This chap however earns that in ten minutes. How? He offers a service which ships tourists between reed islands on Lake Titicaca. It’s optional for the tourists to get on his boat as they could just get back on the tour ship but who in their right mind would want to miss out on such a once in a lifetime trip? He charges just 10 soles (£2), for the privilege and he can fit 20 people on his boat. One months wage in ten minutes.
Then there are the early bird tourists who want to catch the first bus up to Machu Picchu at 5:30am. These people have left their hotels too early to get breakfast so a couple of enterprising ladies walk up and down the queue selling breads, pastries and hot drinks. It’s a captive market again, the success rate is about 1 in 10 and the queue is about 400 people long. Pretty good going for a business before 6am!
Finally there are the sales people who hang around the water tower where both the Puno to Cuzco train and the return journey stop to cross and to get water. These people who normally work in the fields know the exact time of day these trains pass through and make sure they are ready to sell their local produce and gifts to their captive audience aboard the train.
These kind of opportunities happen for a reason – without them these people could not survive.
Opportunities don’t tend to present themselves to us in the same manner, at least that is to say we often have a choice to either follow them up or let them pass us by. Sometimes we simply let things slip because they are too much hassle to follow up.
What if the next opportunity you see has the potential to earn you a months salary in 10 minutes? Would you let it pass you by then?
It’s a well known fact that commercial broadcasters the world over are struggling the reap the rewards they once did from advertisers, in fact these days the profit margin is getting very narrow indeed.
That’s why many broadcasters are trying new techniques like themed ad slots and dedicated single product commercial breaks. UK broadcast Channel 4 have gone one step further however, for tonight at 8:10pm they have teamed up with Honda to run their first ever live commercial.
It features sky divers jumping out of an aircraft attempting to form the word Honda in under 3 minutes 20 seconds. If they compete the task it will be exciting for the viewers, if they don’t complete the task it will also be exciting for the viewers. If the viewers tune in, which they are being encouraged to do it will be a win-win.
Channel 4 are making big claims though about it being the first live TV adverts, whereas the slightly more skeptical of us may be thinking back to the days of the 1950′s TV studio ads where all TV was live and the only way to advertise a product was to feature it in the studio with the presenter.

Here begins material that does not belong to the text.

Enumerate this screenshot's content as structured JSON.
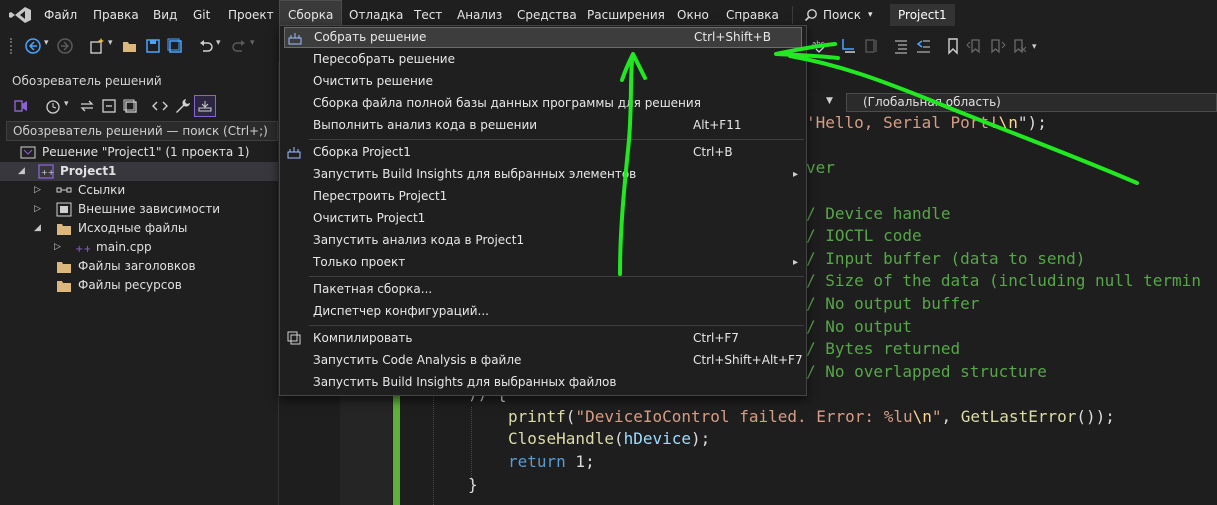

No one has ever tried to perform such a stunt as skydiving live in an advert though, so hats off to them for that one.
Are you going to be watching tonight?
or if we’ve gone forwards in time…
Did you watch it? Did you tune in specially?